First, we will malt the grain, meaning we’ll allow it to sprout and then roast it. Soak one cup of wheat berries in a bowl of water at room temperature for 8-10 hours/overnight. Drain the wheat berries and place them in a large glass jar. Cover the jar with a light cloth, such as cheesecloth, secured with a rubber band. Let stand at room temperature for 1-3 days or until you see little tails sprouting from the grains. During this time, make sure the grains stay moist but not submerged in water. Once a day, shake the jar gently to help air circulation.
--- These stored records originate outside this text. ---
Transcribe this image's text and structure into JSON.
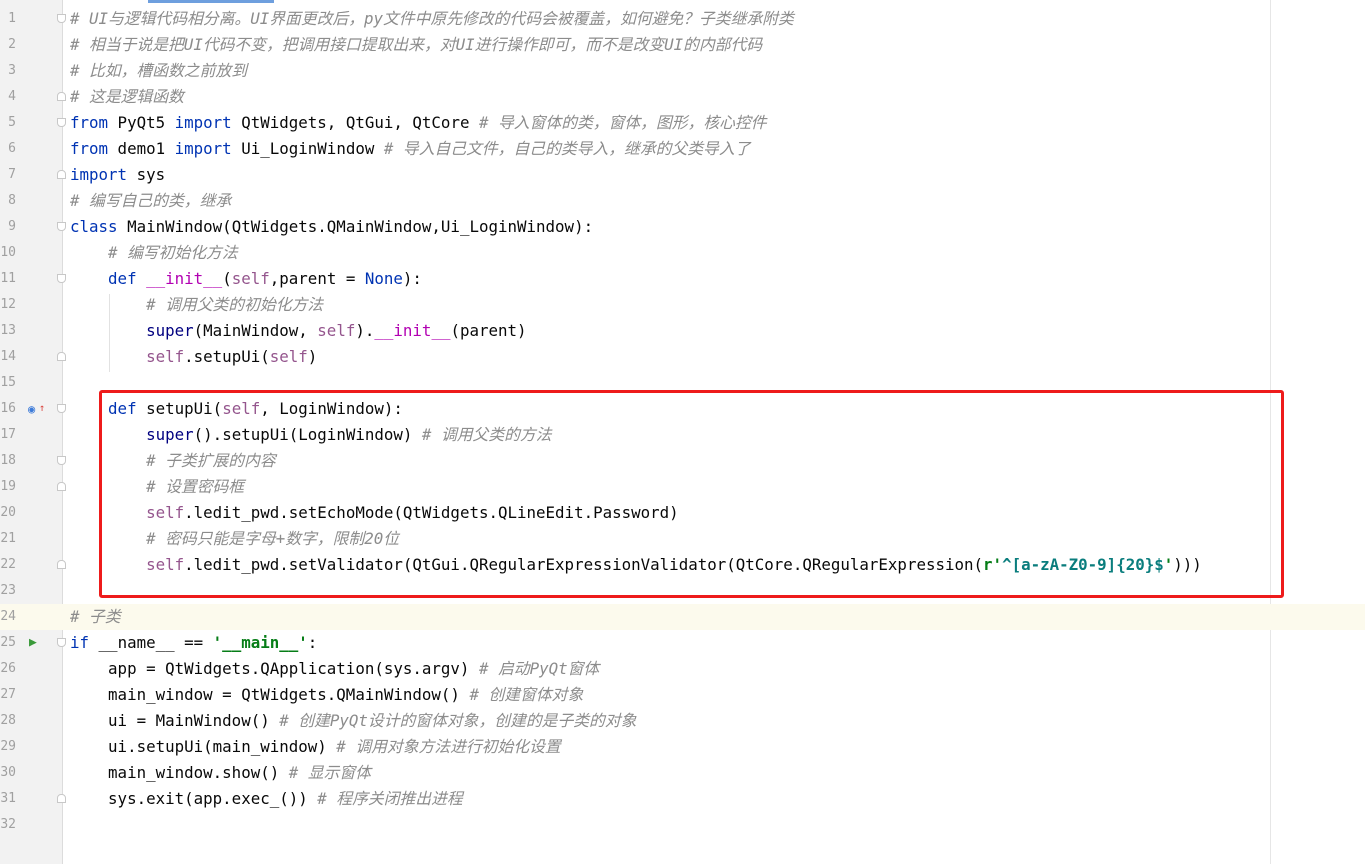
{
  "editor": {
    "lines": [
      {
        "n": "1",
        "fold": "start",
        "tokens": [
          {
            "t": "# UI与逻辑代码相分离。UI界面更改后，py文件中原先修改的代码会被覆盖，如何避免？子类继承附类",
            "c": "com"
          }
        ]
      },
      {
        "n": "2",
        "tokens": [
          {
            "t": "# 相当于说是把UI代码不变，把调用接口提取出来，对UI进行操作即可，而不是改变UI的内部代码",
            "c": "com"
          }
        ]
      },
      {
        "n": "3",
        "tokens": [
          {
            "t": "# 比如，槽函数之前放到",
            "c": "com"
          }
        ]
      },
      {
        "n": "4",
        "fold": "end",
        "tokens": [
          {
            "t": "# 这是逻辑函数",
            "c": "com"
          }
        ]
      },
      {
        "n": "5",
        "fold": "start",
        "tokens": [
          {
            "t": "from",
            "c": "kw"
          },
          {
            "t": " PyQt5 ",
            "c": "plain"
          },
          {
            "t": "import",
            "c": "kw"
          },
          {
            "t": " QtWidgets, QtGui, QtCore ",
            "c": "plain"
          },
          {
            "t": "# 导入窗体的类，窗体，图形，核心控件",
            "c": "com"
          }
        ]
      },
      {
        "n": "6",
        "tokens": [
          {
            "t": "from",
            "c": "kw"
          },
          {
            "t": " demo1 ",
            "c": "plain"
          },
          {
            "t": "import",
            "c": "kw"
          },
          {
            "t": " Ui_LoginWindow ",
            "c": "plain"
          },
          {
            "t": "# 导入自己文件，自己的类导入，继承的父类导入了",
            "c": "com"
          }
        ]
      },
      {
        "n": "7",
        "fold": "end",
        "tokens": [
          {
            "t": "import",
            "c": "kw"
          },
          {
            "t": " sys",
            "c": "plain"
          }
        ]
      },
      {
        "n": "8",
        "tokens": [
          {
            "t": "# 编写自己的类，继承",
            "c": "com"
          }
        ]
      },
      {
        "n": "9",
        "fold": "start",
        "tokens": [
          {
            "t": "class",
            "c": "kw"
          },
          {
            "t": " MainWindow(QtWidgets.QMainWindow,Ui_LoginWindow):",
            "c": "plain"
          }
        ]
      },
      {
        "n": "10",
        "tokens": [
          {
            "t": "    ",
            "c": "plain"
          },
          {
            "t": "# 编写初始化方法",
            "c": "com"
          }
        ]
      },
      {
        "n": "11",
        "fold": "start",
        "tokens": [
          {
            "t": "    ",
            "c": "plain"
          },
          {
            "t": "def",
            "c": "kw"
          },
          {
            "t": " ",
            "c": "plain"
          },
          {
            "t": "__init__",
            "c": "dun"
          },
          {
            "t": "(",
            "c": "plain"
          },
          {
            "t": "self",
            "c": "self"
          },
          {
            "t": ",parent = ",
            "c": "plain"
          },
          {
            "t": "None",
            "c": "kw"
          },
          {
            "t": "):",
            "c": "plain"
          }
        ]
      },
      {
        "n": "12",
        "tokens": [
          {
            "t": "        ",
            "c": "plain"
          },
          {
            "t": "# 调用父类的初始化方法",
            "c": "com"
          }
        ]
      },
      {
        "n": "13",
        "tokens": [
          {
            "t": "        ",
            "c": "plain"
          },
          {
            "t": "super",
            "c": "bi"
          },
          {
            "t": "(MainWindow, ",
            "c": "plain"
          },
          {
            "t": "self",
            "c": "self"
          },
          {
            "t": ").",
            "c": "plain"
          },
          {
            "t": "__init__",
            "c": "dun"
          },
          {
            "t": "(parent)",
            "c": "plain"
          }
        ]
      },
      {
        "n": "14",
        "fold": "end",
        "tokens": [
          {
            "t": "        ",
            "c": "plain"
          },
          {
            "t": "self",
            "c": "self"
          },
          {
            "t": ".setupUi(",
            "c": "plain"
          },
          {
            "t": "self",
            "c": "self"
          },
          {
            "t": ")",
            "c": "plain"
          }
        ]
      },
      {
        "n": "15",
        "tokens": []
      },
      {
        "n": "16",
        "fold": "start",
        "override": true,
        "tokens": [
          {
            "t": "    ",
            "c": "plain"
          },
          {
            "t": "def",
            "c": "kw"
          },
          {
            "t": " setupUi(",
            "c": "plain"
          },
          {
            "t": "self",
            "c": "self"
          },
          {
            "t": ", LoginWindow):",
            "c": "plain"
          }
        ]
      },
      {
        "n": "17",
        "tokens": [
          {
            "t": "        ",
            "c": "plain"
          },
          {
            "t": "super",
            "c": "bi"
          },
          {
            "t": "().setupUi(LoginWindow) ",
            "c": "plain"
          },
          {
            "t": "# 调用父类的方法",
            "c": "com"
          }
        ]
      },
      {
        "n": "18",
        "fold": "start",
        "tokens": [
          {
            "t": "        ",
            "c": "plain"
          },
          {
            "t": "# 子类扩展的内容",
            "c": "com"
          }
        ]
      },
      {
        "n": "19",
        "fold": "end",
        "tokens": [
          {
            "t": "        ",
            "c": "plain"
          },
          {
            "t": "# 设置密码框",
            "c": "com"
          }
        ]
      },
      {
        "n": "20",
        "tokens": [
          {
            "t": "        ",
            "c": "plain"
          },
          {
            "t": "self",
            "c": "self"
          },
          {
            "t": ".ledit_pwd.setEchoMode(QtWidgets.QLineEdit.Password)",
            "c": "plain"
          }
        ]
      },
      {
        "n": "21",
        "tokens": [
          {
            "t": "        ",
            "c": "plain"
          },
          {
            "t": "# 密码只能是字母+数字，限制20位",
            "c": "com"
          }
        ]
      },
      {
        "n": "22",
        "fold": "end",
        "tokens": [
          {
            "t": "        ",
            "c": "plain"
          },
          {
            "t": "self",
            "c": "self"
          },
          {
            "t": ".ledit_pwd.setValidator(QtGui.QRegularExpressionValidator(QtCore.QRegularExpression(",
            "c": "plain"
          },
          {
            "t": "r'",
            "c": "str"
          },
          {
            "t": "^[a-zA-Z0-9]{20}$",
            "c": "reg"
          },
          {
            "t": "'",
            "c": "str"
          },
          {
            "t": ")))",
            "c": "plain"
          }
        ]
      },
      {
        "n": "23",
        "tokens": []
      },
      {
        "n": "24",
        "current": true,
        "tokens": [
          {
            "t": "# 子类",
            "c": "com"
          }
        ]
      },
      {
        "n": "25",
        "fold": "start",
        "run": true,
        "tokens": [
          {
            "t": "if",
            "c": "kw"
          },
          {
            "t": " __name__ == ",
            "c": "plain"
          },
          {
            "t": "'__main__'",
            "c": "str"
          },
          {
            "t": ":",
            "c": "plain"
          }
        ]
      },
      {
        "n": "26",
        "tokens": [
          {
            "t": "    app = QtWidgets.QApplication(sys.argv) ",
            "c": "plain"
          },
          {
            "t": "# 启动PyQt窗体",
            "c": "com"
          }
        ]
      },
      {
        "n": "27",
        "tokens": [
          {
            "t": "    main_window = QtWidgets.QMainWindow() ",
            "c": "plain"
          },
          {
            "t": "# 创建窗体对象",
            "c": "com"
          }
        ]
      },
      {
        "n": "28",
        "tokens": [
          {
            "t": "    ui = MainWindow() ",
            "c": "plain"
          },
          {
            "t": "# 创建PyQt设计的窗体对象，创建的是子类的对象",
            "c": "com"
          }
        ]
      },
      {
        "n": "29",
        "tokens": [
          {
            "t": "    ui.setupUi(main_window) ",
            "c": "plain"
          },
          {
            "t": "# 调用对象方法进行初始化设置",
            "c": "com"
          }
        ]
      },
      {
        "n": "30",
        "tokens": [
          {
            "t": "    main_window.show() ",
            "c": "plain"
          },
          {
            "t": "# 显示窗体",
            "c": "com"
          }
        ]
      },
      {
        "n": "31",
        "fold": "end",
        "tokens": [
          {
            "t": "    sys.exit(app.exec_()) ",
            "c": "plain"
          },
          {
            "t": "# 程序关闭推出进程",
            "c": "com"
          }
        ]
      },
      {
        "n": "32",
        "tokens": []
      }
    ]
  },
  "icons": {
    "override": "override-method-icon",
    "run": "run-arrow-icon"
  },
  "colors": {
    "highlight_box": "#ee1b1b",
    "keyword": "#0033b3",
    "comment": "#8c8c8c",
    "self": "#94558d",
    "string": "#067d17"
  }
}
Once your grains have sprouted, spread them on a baking sheet and roast them at 300 degrees Fahrenheit for about 3 hours. When done, they should be completely dry and dark brown and give off a pleasant, nutty aroma. Grind the malted grains into coarse flour in a food processor or with a mortar and pestle.

3Some Egyptian beers used bread as a starter yeast culture, and others used grain porridge, as confirmed by archaeological evidence. We’ll be making a porridge-based beer. Boil two cups of barley in two cups of water until you have a soft, mushy porridge. It should be soft enough that you can break an individual barley grain with the edge of a spoon. When your barley porridge is no longer boiling hot but still warm, put it into a pot with the ground-up wheat berries from the previous step and six cups of water. Cover and let sit at room temperature for 3 to 4 days.

When you uncover your Egyptian beer, the first thing you’ll notice is that it smells like it’s gone bad. This, of course, is because it has. The smell will dissipate completely if you take off the lid and let it air out for a while. It’s safe to drink, I promise! And it tastes completely different from the off-putting initial aroma. Very lightly sour and fizzy, with a little bit of smokiness from the roasted grain. You can also try sweetening it with honey or date syrup, or mixing it with pomegranate juice if there’s a lion-headed goddess you’re trying to intoxicate.


This beer is not bad, but it’s also not something I could picture myself ordering at a bar. The rank smell means that I have to rank it behind my Mesopotamian beer recipe, which I’ll share another time. III out of X.

* Adapted from Cooking in Ancient Civilizations by Cathy Kaufman (2006).